In Ethnogenesis and the Biosphere, Gumilev came up with the theory that humans naturally live in groups, which are called ‘ethnoi’. Passionarity is the factor that determines why some ethnoi flourish and others rapidly disappear. According to Gumilev, some individuals have a surplus of energy that induces them to make great sacrifices for a greater goal. This is passionarity, and it is the presence of great ‘passionate’ people with this impulse to great achievement that drives an ethnos to conquest, expansion, scientific and cultural progress, and so on.
And where does the passionarity come from? Well, at this point, the theory begins to get very strange. To be frank, reading Ethnogenesis and the Biosphere, I didn’t feel that Gumilev made it at all clear, though maybe that’s due to the limitations of my intelligence. Passionarity is sometimes described as the product of a genetic mutation caused by environmental factors, but I got the impression that what Gumilev had in mind was more of an epigenetic thing – i.e. there is a genetic disposition to it, but it needs some outside source to stimulate it. But however it’s defined, it is a natural phenomenon deriving from something outside the person, and that thing, according to Gumilev, is the energy of the biosphere and cosmic rays.
Biosphere? Cosmic rays??? Come again. Are you serious? Gumilev apparently was, and spent some time trying to prove his point, in the process alienating various members of the Soviet scientific community who decided that he was a bit of crackpot. It’s almost four years since I read his book, so I can’t remember all the details and may be getting part of this wrong, but as I recall it the idea was basically that occasionally high periods of cosmic radiation produce an excess of energy which activates the disposition to passionarity, inducing the passionate people to go and do their thing and so push the ethnos into its period of expansion. Over time, though, the passionarity weakens and so the ethnos loses steam and goes into decline. The overall process lasts (as in Leontyev’s scheme) about 1,000 years.
What’s the evidence for this? Therein, lies a problem. As far as I can see, there isn’t any. When Gumilev submitted Ethnogenesis and the Biosphere for a doctoral degree, the examining committee was, to say the least, not too impressed by his logic, and threw the thesis out. I can’t say that I blame them.
In a book on Eurasianism, British journalist Charles Clover cites another Soviet ethnographer Sergei Cheshko, who I think put it very well.
Gumilev’s whole conception was basically poetry. Maybe he inherited this from his father [poet Nikolai Gumilev], but it was very effective. … Gumilev was fun.
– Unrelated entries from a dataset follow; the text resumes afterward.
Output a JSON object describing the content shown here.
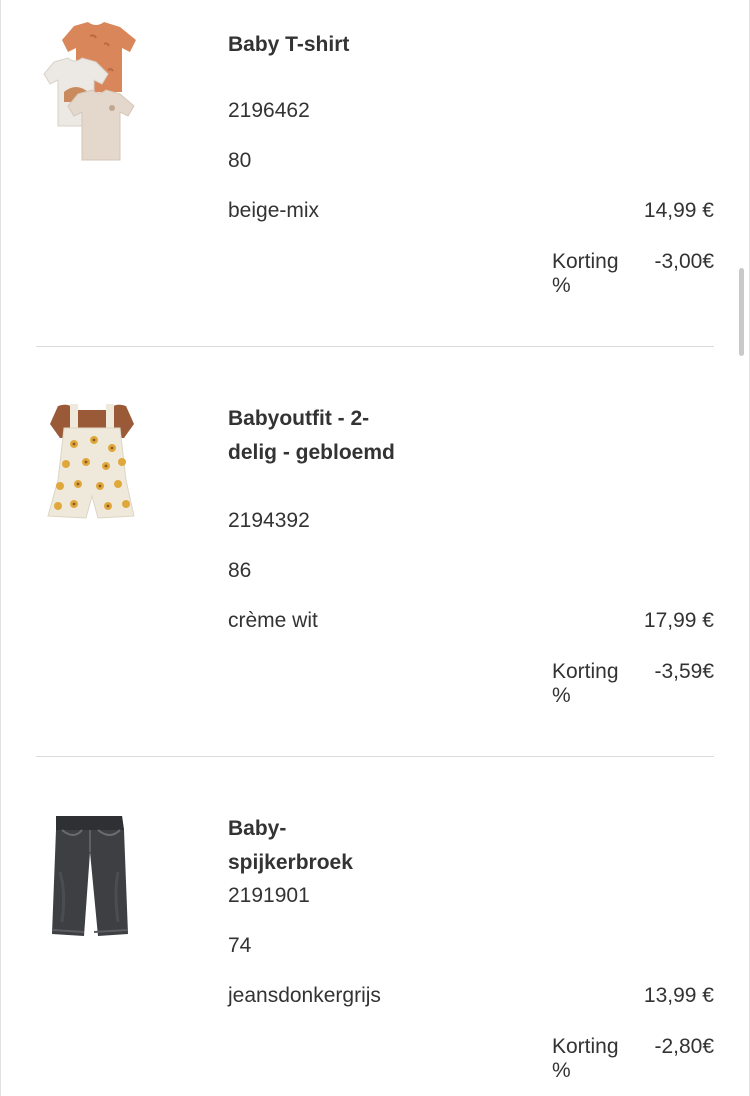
{
  "items": [
    {
      "name": "Baby T-shirt",
      "article": "2196462",
      "size": "80",
      "color": "beige-mix",
      "price": "14,99 €",
      "discount_label": "Korting %",
      "discount_value": "-3,00€",
      "image_icon": "tshirt-set-icon"
    },
    {
      "name": "Babyoutfit - 2-delig - gebloemd",
      "article": "2194392",
      "size": "86",
      "color": "crème wit",
      "price": "17,99 €",
      "discount_label": "Korting %",
      "discount_value": "-3,59€",
      "image_icon": "romper-outfit-icon"
    },
    {
      "name": "Baby-spijkerbroek",
      "article": "2191901",
      "size": "74",
      "color": "jeansdonkergrijs",
      "price": "13,99 €",
      "discount_label": "Korting %",
      "discount_value": "-2,80€",
      "image_icon": "jeans-icon"
    }
  ],
  "colors": {
    "text": "#333333",
    "divider": "#dcdcdc",
    "tshirt_orange": "#d9875a",
    "tshirt_beige": "#e4d8cc",
    "romper_cream": "#efe9dc",
    "romper_brown": "#9a5a38",
    "jeans_dark": "#3e3f42"
  }
}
It was utter, unprovable nonsense, but it was good to read. Like a novel.
“Utter unprovable nonsense’ – I think sums it up neatly. Unsurprisingly, the theory has completely failed to take off outside of Russia and Kazakhstan, and I don’t think that’s just because Westerners are ignorant of Russian philosophy. In Russia, though, as Putin’s comments show, it’s proven remarkably popular. I can’t say that I know why, but I suspect that those who babble on about passionarity don’t swallow the whole ethnogenesis theory lock, stock, and barrel, even if they know it, which they probably don’t.
And that’s just as well, because if they did, they’d soon experience some cognitive dissonance. Putin says that Russia is a young country, but in the past he’s cited the conversion of St Vladimir in 988 AD as one of the key moments in Russian history. That makes Russia over 1,000 years old, which coincidentally, according to the Leontyev-Gumilev schematic, is pretty much the end of the civilizational life cycle. So, if you’re really going to say you believe in this stuff, you’d have to conclude not that Russia is young, but rather that it’s pretty much at death’s door. Russians should consider themselves lucky that it’s all hocus pocus.